to recover four stones to open up a pathway that you hope will
lead you to a final showdown with your evil uncle but really just
leads you to a "game over, now buy the next episode."
Not in so many words, of course ...
Gameplay consists of straight inventory puzzles. You find an
item in one place, maybe figure out something to do to change
it to what you want, or perhaps hold onto it until you find a
location where you can plunk it down to make something happen,
or maybe you just leave it on the ground since your inventory
space is limited to 10 items. If you do have to drop something,
you can always go back for it later.
You move the character with your mouse. When you happen upon
something interesting, your only options are look, take, and operate.
If you select an inventory item, you can also consume, drop, or
insert. Perspective is from high in the skyyou are looking
down at the top of the prince's head. If he has something to say,
he will look up at you, just one of several whimsical touches
to the game.
You can die in the game, and you only get one save. You never
have to fight but you can fall in holes or get trapped in dead
ends by going somewhere without yet having the proper inventory
item. If you make an injudicious save (like I did once) and this
happens, you have to start all over again.
The game world is one giant maze, but don't let that put you
off. You start out with access to very few areas and slowly open
up new ones as you solve puzzles. In your progress, you get pretty
familiar with the layout and it's easy to remember where things
are. And generally you work only one or two areas of the overall
Crypt at one time.
There is no music, and the prince really has very few phrases.
There are a few well-placed sound effects, but mostly you hear
a lot of huffing and puffing as the prince runs around to the
various locations. (He walks, too, but it's ever so much slower.)
The Crypt was a lot of fun for me. As I was playing, I
was in turn reminded of the original The Legend of Zelda, sans
battles, and the more modern Ico for the Playstation 2.
I liked it well enough that I purchased the next two episodes,
and I certainly can feature myself playing through the whole set.
It took me about four hours to play through The Crypt, not
bad for a free download! If I can get four more hours of quality
entertainment for my $3.68, I will consider it money well spent.
All of these Valhalla Classics are leading up to a full
3D episodic adventure game, Valhalla 3D: The Curse of Infinity.
Visit the Vulcan
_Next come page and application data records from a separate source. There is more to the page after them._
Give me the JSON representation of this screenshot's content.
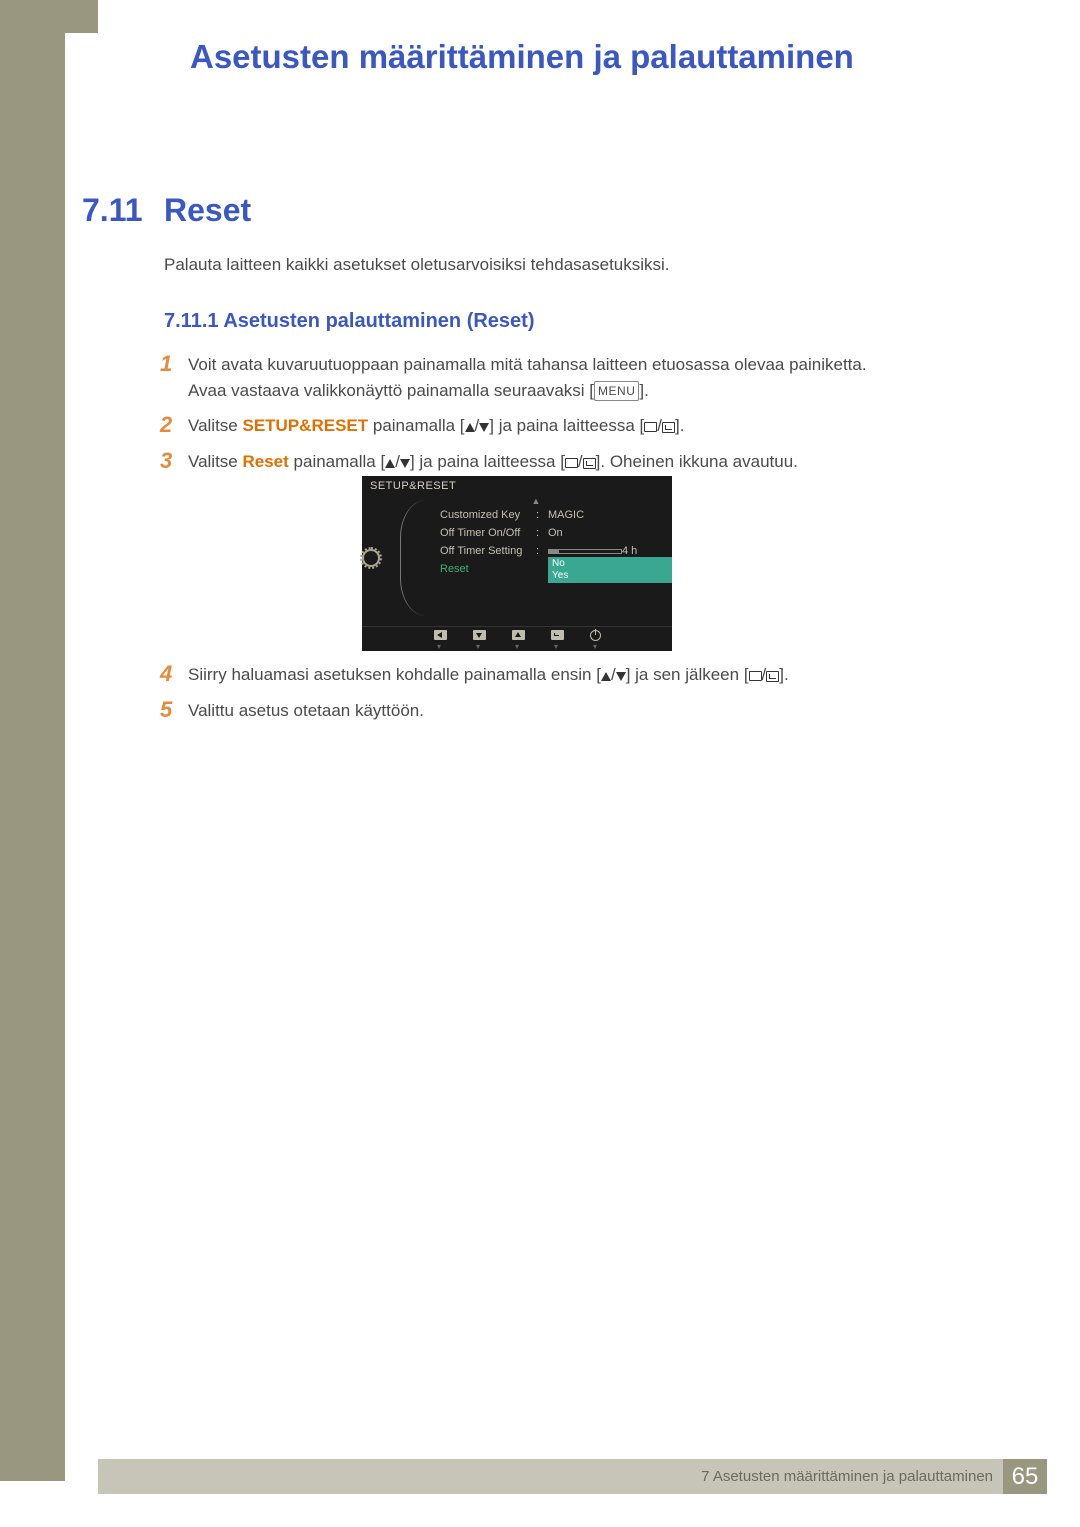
{
  "chapter_title": "Asetusten määrittäminen ja palauttaminen",
  "section": {
    "number": "7.11",
    "title": "Reset"
  },
  "intro": "Palauta laitteen kaikki asetukset oletusarvoisiksi tehdasasetuksiksi.",
  "subsection": "7.11.1   Asetusten palauttaminen (Reset)",
  "steps": {
    "s1a": "Voit avata kuvaruutuoppaan painamalla mitä tahansa laitteen etuosassa olevaa painiketta. Avaa vastaava valikkonäyttö painamalla seuraavaksi [",
    "s1b": "].",
    "menu_key": "MENU",
    "s2a": "Valitse ",
    "s2hl": "SETUP&RESET",
    "s2b": " painamalla [",
    "s2c": "] ja paina laitteessa [",
    "s2d": "].",
    "s3a": "Valitse ",
    "s3hl": "Reset",
    "s3b": " painamalla [",
    "s3c": "] ja paina laitteessa [",
    "s3d": "]. Oheinen ikkuna avautuu.",
    "s4a": "Siirry haluamasi asetuksen kohdalle painamalla ensin [",
    "s4b": "] ja sen jälkeen [",
    "s4c": "].",
    "s5": "Valittu asetus otetaan käyttöön."
  },
  "osd": {
    "title": "SETUP&RESET",
    "rows": {
      "r1": {
        "label": "Customized Key",
        "value": "MAGIC"
      },
      "r2": {
        "label": "Off Timer On/Off",
        "value": "On"
      },
      "r3": {
        "label": "Off Timer Setting",
        "value": "4 h"
      },
      "r4": {
        "label": "Reset",
        "opt1": "No",
        "opt2": "Yes"
      }
    }
  },
  "footer": {
    "text": "7 Asetusten määrittäminen ja palauttaminen",
    "page": "65"
  }
}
site for a sneak peek.
Release Date: October 2001
Four Fat Chicks Links
5 to 20 MB free hard drive space
133 MHz processor
4 MB RAM
DirectX 7.0 or higher
Direct 3D-compatible graphics card (optional)
Where to Find It